— Getting by

A. This question poses more questions for you as the investor.

What you need to decide is what is more important: the annual income you get from the $25,000 or preserving the money.

You will probably have to choose between the two.

Let’s start with your current position: $25,000 invested in mutual funds.

While mutual funds are not as risky as pure equities, they are not by any means a safe investment, said Michael Cohen, a retirement specialist with Certainty Retirement Advisors in Belvidere.

“You can lose money with mutual funds, which from your questions, sounds like is the last thing you want to happen,” he said.

The issue is that those mutual funds are proving interest and/or dividends to you in the amount of $2,000 a year.

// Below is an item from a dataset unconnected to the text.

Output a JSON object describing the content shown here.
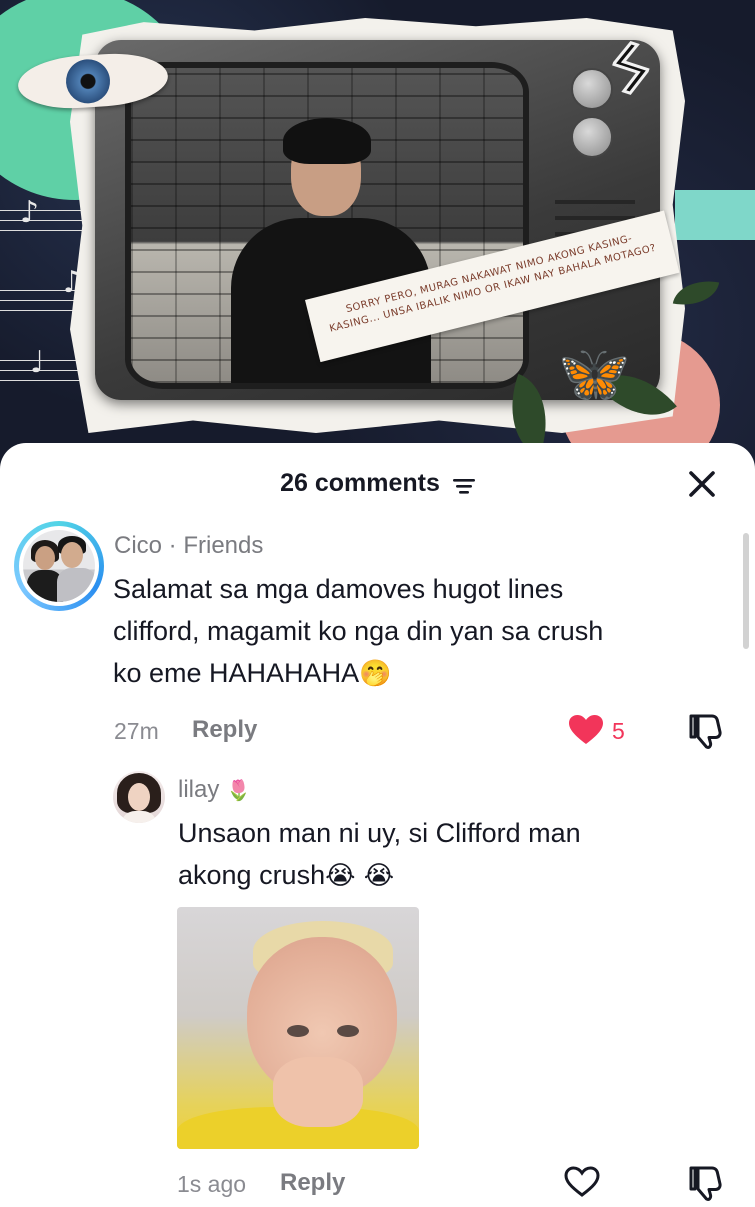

“That $2,000 a year is not guaranteed because if your funds take a nosedive like they did in 2008, and your $25,000 is now worth $14,000, your interest/dividends will also be decreased,” Cohen said.

You stated that safety is your primary concern and that this is your only wealth.

“There are certainly options out there where you can get growth in the range that you desire, or better, while taking no downside risk,” Cohens said. “You will, however, not be able to produce $2,000 a year of income from this investment without touching your principal.”

Cohen said something like a fixed indexed annuity could be a consideration.

But, he said, being 87 years old may limit your options because life insurance companies have restrictions on who can and cannot purchase their products, and age is one of those restrictions.

“You have options if you’d like to protect that $25,000 and completely take the chance of loss off the board,” he said. “But that safe investment will certainly not provide you with $2,000 of income each year.”

We recommend you sit down with an independent financial advisor who can discuss your options.

Email your questions to moc.p1579535809leHye1579535809noMJN1579535809@ksA1579535809.

This story was originally published on Aug. 8, 2019.

NJMoneyHelp.com presents certain general financial planning principles and advice, but should never be viewed as a substitute for obtaining advice from a personal professional advisor who understands your unique individual circumstances.